  • Allegation: Driver attempts to exit mall parking lot to avoid approaching security guard, an off-duty Little Rock, Ark. police officer. As the car drives away from the officer, he opens fire, hitting the driver in the back four times and a passenger in the face. Excessive force? Officer: The car was actually backing up toward me and other guards when I fired. Eighth Circuit: This goes to a jury. No qualified immunity. (Per The Washington Post, the officer was involved in 69 use of force incidents over six years.)
  • Tenth Circuit: There’s chutzpah and then there’s arguing that the guards you employ to provide security to state-legal marijuana businesses can’t avail themselves of federal labor law because they participate in “drug trafficking.”
  • State court in Bryan County, Ga. issues man an $895 speeding ticket. Man: I don’t have that kind of cash on me right now. Judge: OK, pay it within two weeks. The man pays the fine the next day. But months later, a probation officer submits a warrant for the man’s arrest for … not paying the fine. And months after that, he’s arrested. And briefly jailed. Which causes him to get fired from his job. Eleventh Circuit: The probation officer enjoys qualified immunity from the man’s federal claims, but she’s not immune from the man’s state-law tort claims.

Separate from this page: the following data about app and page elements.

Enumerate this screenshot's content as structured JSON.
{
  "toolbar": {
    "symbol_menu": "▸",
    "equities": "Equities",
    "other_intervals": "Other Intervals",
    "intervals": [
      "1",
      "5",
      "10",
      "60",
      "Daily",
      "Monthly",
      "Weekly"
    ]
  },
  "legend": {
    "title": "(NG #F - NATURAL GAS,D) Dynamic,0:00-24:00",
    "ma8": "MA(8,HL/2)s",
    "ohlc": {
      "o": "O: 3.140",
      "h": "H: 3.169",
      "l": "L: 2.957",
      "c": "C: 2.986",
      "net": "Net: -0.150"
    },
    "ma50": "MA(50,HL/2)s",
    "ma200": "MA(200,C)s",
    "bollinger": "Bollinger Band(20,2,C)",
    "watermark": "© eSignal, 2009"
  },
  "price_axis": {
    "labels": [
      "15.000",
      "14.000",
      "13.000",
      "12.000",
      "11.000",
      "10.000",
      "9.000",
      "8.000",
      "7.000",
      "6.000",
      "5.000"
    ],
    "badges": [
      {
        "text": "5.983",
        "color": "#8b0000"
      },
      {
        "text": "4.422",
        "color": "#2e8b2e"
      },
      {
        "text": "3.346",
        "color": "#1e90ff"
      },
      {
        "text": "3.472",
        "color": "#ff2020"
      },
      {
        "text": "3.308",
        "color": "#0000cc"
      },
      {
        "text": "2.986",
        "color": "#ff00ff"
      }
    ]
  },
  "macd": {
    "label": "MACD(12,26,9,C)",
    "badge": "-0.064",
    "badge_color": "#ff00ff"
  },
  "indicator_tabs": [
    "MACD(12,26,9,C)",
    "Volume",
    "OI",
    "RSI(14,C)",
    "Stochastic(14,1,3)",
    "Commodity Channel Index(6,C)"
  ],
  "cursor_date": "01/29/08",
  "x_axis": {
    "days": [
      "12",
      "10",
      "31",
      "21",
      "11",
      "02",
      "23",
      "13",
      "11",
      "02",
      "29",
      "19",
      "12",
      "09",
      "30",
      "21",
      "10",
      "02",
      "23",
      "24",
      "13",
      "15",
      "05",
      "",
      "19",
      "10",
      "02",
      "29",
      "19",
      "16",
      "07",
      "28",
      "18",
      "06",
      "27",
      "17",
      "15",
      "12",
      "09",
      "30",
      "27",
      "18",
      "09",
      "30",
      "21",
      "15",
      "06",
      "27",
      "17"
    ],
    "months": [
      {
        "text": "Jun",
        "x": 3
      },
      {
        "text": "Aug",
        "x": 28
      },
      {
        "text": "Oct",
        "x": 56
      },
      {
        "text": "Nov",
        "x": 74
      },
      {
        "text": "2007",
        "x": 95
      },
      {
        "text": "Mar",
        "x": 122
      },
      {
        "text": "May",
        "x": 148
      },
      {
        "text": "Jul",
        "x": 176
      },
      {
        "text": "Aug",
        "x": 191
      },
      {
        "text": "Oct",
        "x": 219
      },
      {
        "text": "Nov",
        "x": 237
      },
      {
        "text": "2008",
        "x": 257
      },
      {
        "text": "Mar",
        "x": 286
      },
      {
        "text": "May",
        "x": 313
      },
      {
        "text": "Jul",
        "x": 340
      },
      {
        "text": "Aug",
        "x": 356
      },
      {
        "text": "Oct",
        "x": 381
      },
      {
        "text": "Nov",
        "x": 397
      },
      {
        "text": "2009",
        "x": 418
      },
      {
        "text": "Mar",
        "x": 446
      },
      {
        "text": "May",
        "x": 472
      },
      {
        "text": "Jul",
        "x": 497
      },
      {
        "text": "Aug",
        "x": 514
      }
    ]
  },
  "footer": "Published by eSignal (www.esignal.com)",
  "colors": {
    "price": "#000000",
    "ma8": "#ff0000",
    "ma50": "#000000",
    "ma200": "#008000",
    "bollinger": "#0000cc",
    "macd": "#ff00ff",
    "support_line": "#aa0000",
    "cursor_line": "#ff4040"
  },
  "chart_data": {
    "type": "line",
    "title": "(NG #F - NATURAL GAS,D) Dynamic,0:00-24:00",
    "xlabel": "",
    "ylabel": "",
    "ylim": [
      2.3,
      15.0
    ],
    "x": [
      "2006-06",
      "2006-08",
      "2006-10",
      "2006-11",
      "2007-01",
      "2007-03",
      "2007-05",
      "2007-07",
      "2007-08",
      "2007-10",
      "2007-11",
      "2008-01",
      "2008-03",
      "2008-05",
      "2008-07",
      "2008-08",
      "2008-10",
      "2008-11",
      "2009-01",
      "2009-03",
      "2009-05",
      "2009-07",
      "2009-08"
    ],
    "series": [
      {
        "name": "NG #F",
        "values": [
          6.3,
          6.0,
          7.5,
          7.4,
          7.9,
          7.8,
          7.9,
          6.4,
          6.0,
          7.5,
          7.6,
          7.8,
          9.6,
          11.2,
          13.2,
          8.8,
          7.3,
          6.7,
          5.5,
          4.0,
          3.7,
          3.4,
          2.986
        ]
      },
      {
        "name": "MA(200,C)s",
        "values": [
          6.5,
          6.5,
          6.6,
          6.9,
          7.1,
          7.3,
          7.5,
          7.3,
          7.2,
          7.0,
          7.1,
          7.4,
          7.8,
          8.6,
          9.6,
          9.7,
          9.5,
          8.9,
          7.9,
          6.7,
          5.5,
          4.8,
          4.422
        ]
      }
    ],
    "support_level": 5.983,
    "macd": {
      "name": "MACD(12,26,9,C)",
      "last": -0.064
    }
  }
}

  • Colorado police arrest two men for handing out information on jury nullification outside a Denver courthouse. A First Amendment violation? Colorado Supreme Court (over a dissent): No need to decide that. The statute applies only to efforts to influence a specific case, and these guys didn’t care what cases prospective jurors might sit on.